= Exercise =
Omit every picture while you reproduce the entries that follow word for word.

[Opening Data provided section]

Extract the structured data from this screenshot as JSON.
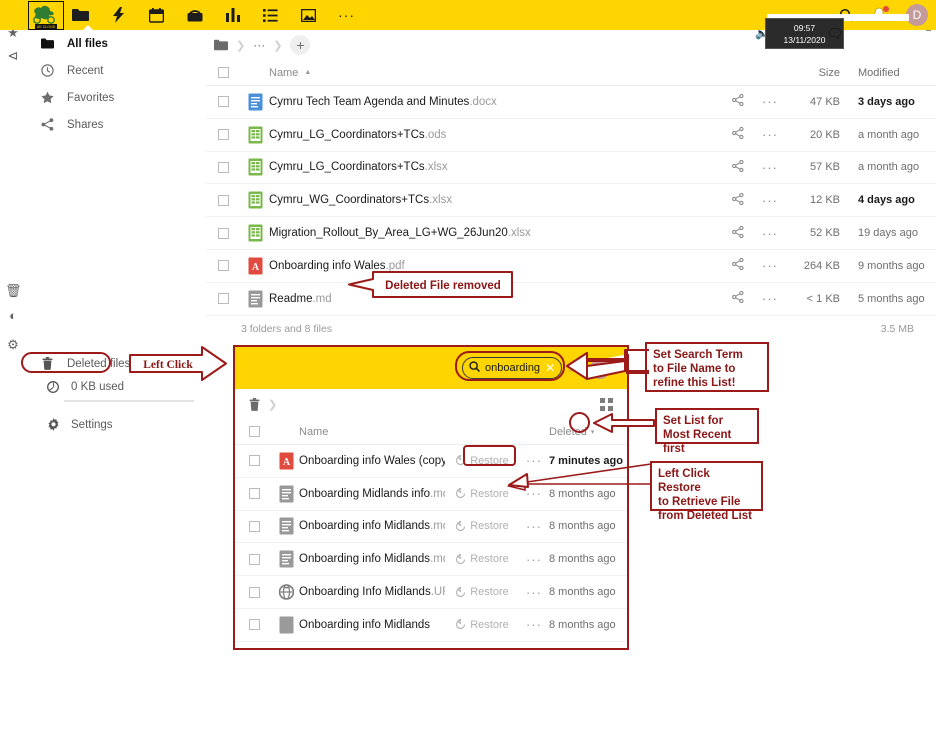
{
  "app": {
    "brand_logo_text": "UK CLOUD",
    "accent_yellow": "#ffd500",
    "annotation_red": "#9c1a1a"
  },
  "topbar": {
    "nav_icons": [
      {
        "name": "files-icon",
        "label": "Files"
      },
      {
        "name": "activity-icon",
        "label": "Activity"
      },
      {
        "name": "calendar-icon",
        "label": "Calendar"
      },
      {
        "name": "mail-icon",
        "label": "Mail"
      },
      {
        "name": "analytics-icon",
        "label": "Analytics"
      },
      {
        "name": "tasks-icon",
        "label": "Tasks"
      },
      {
        "name": "photos-icon",
        "label": "Photos"
      },
      {
        "name": "more-apps-icon",
        "label": "..."
      }
    ],
    "search_label": "Search",
    "notifications_label": "Notifications",
    "avatar_initial": "D"
  },
  "clock": {
    "time": "09:57",
    "date": "13/11/2020"
  },
  "sidebar": {
    "items": [
      {
        "label": "All files",
        "icon": "folder-icon",
        "active": true
      },
      {
        "label": "Recent",
        "icon": "clock-icon",
        "active": false
      },
      {
        "label": "Favorites",
        "icon": "star-icon",
        "active": false
      },
      {
        "label": "Shares",
        "icon": "share-icon",
        "active": false
      }
    ],
    "bottom": [
      {
        "label": "Deleted files",
        "icon": "trash-icon"
      },
      {
        "label": "0 KB used",
        "icon": "pie-icon"
      },
      {
        "label": "Settings",
        "icon": "gear-icon"
      }
    ]
  },
  "breadcrumb": {
    "home_label": "Home",
    "ellipsis": "···",
    "add_label": "+"
  },
  "files": {
    "columns": {
      "name": "Name",
      "size": "Size",
      "modified": "Modified"
    },
    "sort_indicator": "▲",
    "rows": [
      {
        "name": "Cymru Tech Team Agenda and Minutes",
        "ext": ".docx",
        "type": "doc",
        "size": "47 KB",
        "modified": "3 days ago",
        "modified_strong": true
      },
      {
        "name": "Cymru_LG_Coordinators+TCs",
        "ext": ".ods",
        "type": "sheet",
        "size": "20 KB",
        "modified": "a month ago",
        "modified_strong": false
      },
      {
        "name": "Cymru_LG_Coordinators+TCs",
        "ext": ".xlsx",
        "type": "sheet",
        "size": "57 KB",
        "modified": "a month ago",
        "modified_strong": false
      },
      {
        "name": "Cymru_WG_Coordinators+TCs",
        "ext": ".xlsx",
        "type": "sheet",
        "size": "12 KB",
        "modified": "4 days ago",
        "modified_strong": true
      },
      {
        "name": "Migration_Rollout_By_Area_LG+WG_26Jun20",
        "ext": ".xlsx",
        "type": "sheet",
        "size": "52 KB",
        "modified": "19 days ago",
        "modified_strong": false
      },
      {
        "name": "Onboarding info Wales",
        "ext": ".pdf",
        "type": "pdf",
        "size": "264 KB",
        "modified": "9 months ago",
        "modified_strong": false
      },
      {
        "name": "Readme",
        "ext": ".md",
        "type": "md",
        "size": "< 1 KB",
        "modified": "5 months ago",
        "modified_strong": false
      }
    ],
    "summary_left": "3 folders and 8 files",
    "summary_right": "3.5 MB"
  },
  "trash": {
    "search_value": "onboarding",
    "search_placeholder": "Search",
    "avatar_initial": "D",
    "columns": {
      "name": "Name",
      "deleted": "Deleted"
    },
    "restore_label": "Restore",
    "rows": [
      {
        "name": "Onboarding info Wales (copy)",
        "ext": ".pdf",
        "type": "pdf",
        "deleted": "7 minutes ago",
        "deleted_strong": true
      },
      {
        "name": "Onboarding Midlands info",
        "ext": ".md",
        "type": "md",
        "deleted": "8 months ago",
        "deleted_strong": false
      },
      {
        "name": "Onboarding info Midlands",
        "ext": ".md",
        "type": "md",
        "deleted": "8 months ago",
        "deleted_strong": false
      },
      {
        "name": "Onboarding info Midlands",
        "ext": ".md",
        "type": "md",
        "deleted": "8 months ago",
        "deleted_strong": false
      },
      {
        "name": "Onboarding Info Midlands",
        "ext": ".URL",
        "type": "url",
        "deleted": "8 months ago",
        "deleted_strong": false
      },
      {
        "name": "Onboarding info Midlands",
        "ext": "",
        "type": "blank",
        "deleted": "8 months ago",
        "deleted_strong": false
      }
    ]
  },
  "annotations": {
    "deleted_file_removed": "Deleted File removed",
    "left_click": "Left Click",
    "set_search_term": "Set Search Term\nto File Name to\nrefine this List!",
    "set_search_term_l1": "Set Search Term",
    "set_search_term_l2": "to File Name to",
    "set_search_term_l3": "refine this List!",
    "set_list_l1": "Set List for",
    "set_list_l2": "Most Recent first",
    "restore_l1": "Left Click Restore",
    "restore_l2": "to Retrieve File",
    "restore_l3": "from Deleted List"
  }
}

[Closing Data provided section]

= Answer section =
Extract the structured data from this screenshot as JSON.
{
  "app": {
    "brand_logo_text": "UK CLOUD",
    "accent_yellow": "#ffd500",
    "annotation_red": "#9c1a1a"
  },
  "topbar": {
    "nav_icons": [
      {
        "name": "files-icon",
        "label": "Files"
      },
      {
        "name": "activity-icon",
        "label": "Activity"
      },
      {
        "name": "calendar-icon",
        "label": "Calendar"
      },
      {
        "name": "mail-icon",
        "label": "Mail"
      },
      {
        "name": "analytics-icon",
        "label": "Analytics"
      },
      {
        "name": "tasks-icon",
        "label": "Tasks"
      },
      {
        "name": "photos-icon",
        "label": "Photos"
      },
      {
        "name": "more-apps-icon",
        "label": "..."
      }
    ],
    "search_label": "Search",
    "notifications_label": "Notifications",
    "avatar_initial": "D"
  },
  "clock": {
    "time": "09:57",
    "date": "13/11/2020"
  },
  "sidebar": {
    "items": [
      {
        "label": "All files",
        "icon": "folder-icon",
        "active": true
      },
      {
        "label": "Recent",
        "icon": "clock-icon",
        "active": false
      },
      {
        "label": "Favorites",
        "icon": "star-icon",
        "active": false
      },
      {
        "label": "Shares",
        "icon": "share-icon",
        "active": false
      }
    ],
    "bottom": [
      {
        "label": "Deleted files",
        "icon": "trash-icon"
      },
      {
        "label": "0 KB used",
        "icon": "pie-icon"
      },
      {
        "label": "Settings",
        "icon": "gear-icon"
      }
    ]
  },
  "breadcrumb": {
    "home_label": "Home",
    "ellipsis": "···",
    "add_label": "+"
  },
  "files": {
    "columns": {
      "name": "Name",
      "size": "Size",
      "modified": "Modified"
    },
    "sort_indicator": "▲",
    "rows": [
      {
        "name": "Cymru Tech Team Agenda and Minutes",
        "ext": ".docx",
        "type": "doc",
        "size": "47 KB",
        "modified": "3 days ago",
        "modified_strong": true
      },
      {
        "name": "Cymru_LG_Coordinators+TCs",
        "ext": ".ods",
        "type": "sheet",
        "size": "20 KB",
        "modified": "a month ago",
        "modified_strong": false
      },
      {
        "name": "Cymru_LG_Coordinators+TCs",
        "ext": ".xlsx",
        "type": "sheet",
        "size": "57 KB",
        "modified": "a month ago",
        "modified_strong": false
      },
      {
        "name": "Cymru_WG_Coordinators+TCs",
        "ext": ".xlsx",
        "type": "sheet",
        "size": "12 KB",
        "modified": "4 days ago",
        "modified_strong": true
      },
      {
        "name": "Migration_Rollout_By_Area_LG+WG_26Jun20",
        "ext": ".xlsx",
        "type": "sheet",
        "size": "52 KB",
        "modified": "19 days ago",
        "modified_strong": false
      },
      {
        "name": "Onboarding info Wales",
        "ext": ".pdf",
        "type": "pdf",
        "size": "264 KB",
        "modified": "9 months ago",
        "modified_strong": false
      },
      {
        "name": "Readme",
        "ext": ".md",
        "type": "md",
        "size": "< 1 KB",
        "modified": "5 months ago",
        "modified_strong": false
      }
    ],
    "summary_left": "3 folders and 8 files",
    "summary_right": "3.5 MB"
  },
  "trash": {
    "search_value": "onboarding",
    "search_placeholder": "Search",
    "avatar_initial": "D",
    "columns": {
      "name": "Name",
      "deleted": "Deleted"
    },
    "restore_label": "Restore",
    "rows": [
      {
        "name": "Onboarding info Wales (copy)",
        "ext": ".pdf",
        "type": "pdf",
        "deleted": "7 minutes ago",
        "deleted_strong": true
      },
      {
        "name": "Onboarding Midlands info",
        "ext": ".md",
        "type": "md",
        "deleted": "8 months ago",
        "deleted_strong": false
      },
      {
        "name": "Onboarding info Midlands",
        "ext": ".md",
        "type": "md",
        "deleted": "8 months ago",
        "deleted_strong": false
      },
      {
        "name": "Onboarding info Midlands",
        "ext": ".md",
        "type": "md",
        "deleted": "8 months ago",
        "deleted_strong": false
      },
      {
        "name": "Onboarding Info Midlands",
        "ext": ".URL",
        "type": "url",
        "deleted": "8 months ago",
        "deleted_strong": false
      },
      {
        "name": "Onboarding info Midlands",
        "ext": "",
        "type": "blank",
        "deleted": "8 months ago",
        "deleted_strong": false
      }
    ]
  },
  "annotations": {
    "deleted_file_removed": "Deleted File removed",
    "left_click": "Left Click",
    "set_search_term": "Set Search Term\nto File Name to\nrefine this List!",
    "set_search_term_l1": "Set Search Term",
    "set_search_term_l2": "to File Name to",
    "set_search_term_l3": "refine this List!",
    "set_list_l1": "Set List for",
    "set_list_l2": "Most Recent first",
    "restore_l1": "Left Click Restore",
    "restore_l2": "to Retrieve File",
    "restore_l3": "from Deleted List"
  }
}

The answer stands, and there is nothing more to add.